Ekaterina Bazhenova-Yamasaki, Female Nudity, and Patriarchal Realities

In 'Water Sex Salvation', the artist continues her analysis of the place occupied by the body in contemporary Japanese society.


WordsHenri Robert

© “Water Sex Salvation”, Ekaterina Bazhenova-Yamasaki

‘When we see an image of a naked man, we presume that it’s just about a body. When it’s a naked woman, we assume that it’s linked to sexuality.’ This statement from photographer Ekaterina Bazhenova-Yamasaki accompanies the final episode in a Japanese trilogy entitled Water Sex Salvation (2019).

The adjective ‘multidisciplinary’ is rarely used in as appropriate a context as it is when used to describe the work of the Russo-British artist who lives in Los Angeles. In this instance, her artistic photography is in the spotlight, but Ekaterina Bazhenova-Yamasaki also works in commercial photography, ceramics, sculpture, and sound and video art.


‘I wanted to create a feeling rather than just an image’

Ekaterina Bazhenova-Yamasaki has been visiting Japan frequently for a decade, and after Room 207 and Memory Turned Into Flesh, 2019 saw Water Sex Salvation conclude a series on the female body in contemporary Japanese society. ‘I refer to the notion of fetish and examine modes of self-perception through a complex object—our body’, the artist explains to Pen.

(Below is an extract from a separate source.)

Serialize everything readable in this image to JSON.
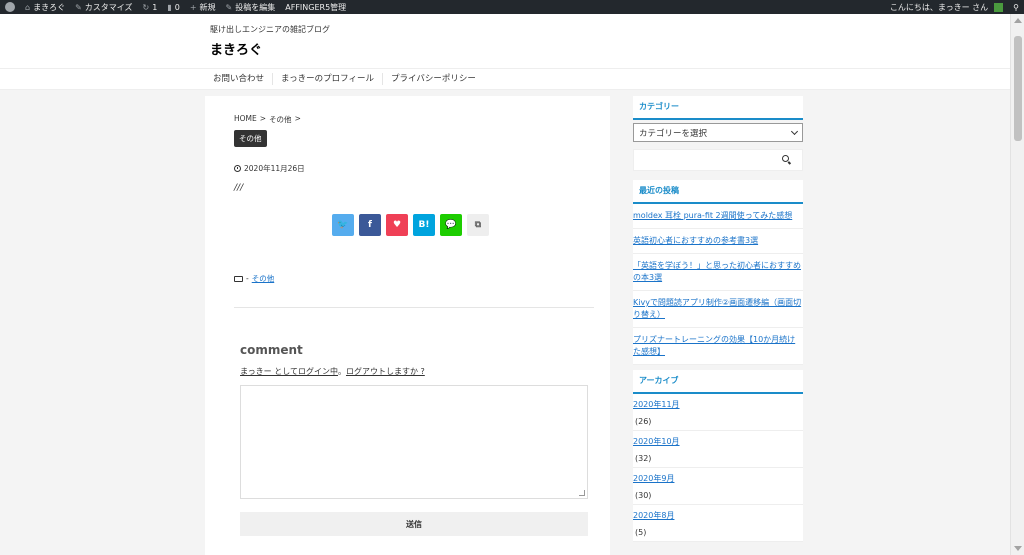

In a society where the patriarchy is still a significant presence, albeit now in a more subtle manner, the artist examines the ‘connection between nudity and the representation of seduction, and between seduction and femininity, which involve not only a visual dimension, but are also executed, performed.’ Ekaterina Bazhenova-Yamasaki’s approach seeks to confront the viewer with patriarchal realities and the power dynamics that rule our society and everyday life. The body of work is presented as ‘challenging exhibitionism and objectification.’

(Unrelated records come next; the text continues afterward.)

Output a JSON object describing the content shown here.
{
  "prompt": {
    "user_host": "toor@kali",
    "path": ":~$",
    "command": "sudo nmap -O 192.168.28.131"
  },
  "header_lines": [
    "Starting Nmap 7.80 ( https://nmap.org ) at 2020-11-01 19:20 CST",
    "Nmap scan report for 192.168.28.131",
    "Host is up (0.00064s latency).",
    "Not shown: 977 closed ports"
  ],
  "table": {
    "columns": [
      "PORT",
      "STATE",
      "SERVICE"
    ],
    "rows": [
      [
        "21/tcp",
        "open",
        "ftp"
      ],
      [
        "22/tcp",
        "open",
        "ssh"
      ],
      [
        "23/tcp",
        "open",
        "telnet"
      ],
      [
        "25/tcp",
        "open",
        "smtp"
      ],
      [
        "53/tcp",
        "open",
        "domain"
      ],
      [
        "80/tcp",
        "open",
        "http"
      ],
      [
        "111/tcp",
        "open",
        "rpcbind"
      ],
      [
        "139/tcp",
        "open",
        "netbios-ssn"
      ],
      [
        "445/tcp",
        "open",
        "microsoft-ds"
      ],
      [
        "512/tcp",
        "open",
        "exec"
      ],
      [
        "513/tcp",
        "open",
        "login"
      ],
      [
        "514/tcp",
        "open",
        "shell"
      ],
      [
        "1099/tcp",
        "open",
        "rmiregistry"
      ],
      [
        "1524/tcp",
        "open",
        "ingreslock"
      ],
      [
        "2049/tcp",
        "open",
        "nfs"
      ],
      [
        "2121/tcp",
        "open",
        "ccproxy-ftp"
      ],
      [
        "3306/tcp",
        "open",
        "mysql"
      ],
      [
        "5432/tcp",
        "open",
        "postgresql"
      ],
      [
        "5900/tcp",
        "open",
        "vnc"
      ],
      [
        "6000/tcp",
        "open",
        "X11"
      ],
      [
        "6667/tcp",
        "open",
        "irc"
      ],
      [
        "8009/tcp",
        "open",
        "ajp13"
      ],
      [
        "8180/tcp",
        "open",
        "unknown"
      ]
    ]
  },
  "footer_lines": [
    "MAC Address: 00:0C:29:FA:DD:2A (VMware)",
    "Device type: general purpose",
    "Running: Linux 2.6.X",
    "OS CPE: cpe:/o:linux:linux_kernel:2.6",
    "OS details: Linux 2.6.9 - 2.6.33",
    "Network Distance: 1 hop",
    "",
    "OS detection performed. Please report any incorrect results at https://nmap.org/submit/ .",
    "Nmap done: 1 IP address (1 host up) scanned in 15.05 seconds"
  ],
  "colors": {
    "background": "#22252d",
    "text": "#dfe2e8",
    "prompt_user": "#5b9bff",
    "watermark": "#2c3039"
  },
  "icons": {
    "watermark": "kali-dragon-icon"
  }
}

Water Sex Salvation is intended to be more than an archive of images and texts: ‘It’s a real exhibition—a highly tactile object made up of visuals and abstract writing. If I called it visual poetry, I would probably be contradicting myself as the two forms of media are intrinsically different; poetry unfolds in time and photography exists in space. Essentially, I wanted to create a feeling rather than an image in itself’, Ekaterina Bazhenova-Yamasaki stresses.

What is it that sexualises an image, a body, an object, an environment—in short, everything around us? The photographs compiled in Water Sex Salvation present and aestheticise, primarily in black and white, things that could at first sight be considered banal. Alongside sea urchins, plants, water, or an abandoned car in a car park, a female body appears, in sensual poses that are, in our society, associated with desire.


While thought is fleeting, the image is absolute

‘The balancing act becomes a symbol of aesthetics itself—which could result in the abolition of corporeality, eroticism, food culture, and the culture of death in Western, capitalist, and democratic societies. The closeness that we feel with items (in a very similar way to the closeness we feel with our body) leads us to view them as reflections of our character; we project our subjectivity onto them’, the artist continues.

Ekaterina Bazhenova-Yamasaki believes that ‘all intelligent women are feminists. But as we know, feminism comes in many forms’, particularly on an international level.

When asked about the evolution of her thinking and the lessons she learnt from her experience with this series, the artist explains that this project enabled her to ‘become more aware. At some point, the first two books were oversexualised by the public and provoked a reflection on sexuality and the male gaze. As an artist, I reveal my world to the public, and I force them to believe it or reject it as irrelevant or unconvincing. Because the thought is fleeting while the image is absolute. It’s impossible to convince someone that you are right if the images created have not managed to convince anyone.’

For those wishing to embark on the same intellectual journey, the first two instalments in the series can be viewed on the artist’s website.


Water Sex Salvation (2019), a book by Ekaterina Bazhenova-Yamasaki, is self-published and is available on GoodPress.

© 'Water Sex Salvation', Ekaterina Bazhenova-Yamasaki

© 'Water Sex Salvation', Ekaterina Bazhenova-Yamasaki

© 'Water Sex Salvation', Ekaterina Bazhenova-Yamasaki

© 'Water Sex Salvation', Ekaterina Bazhenova-Yamasaki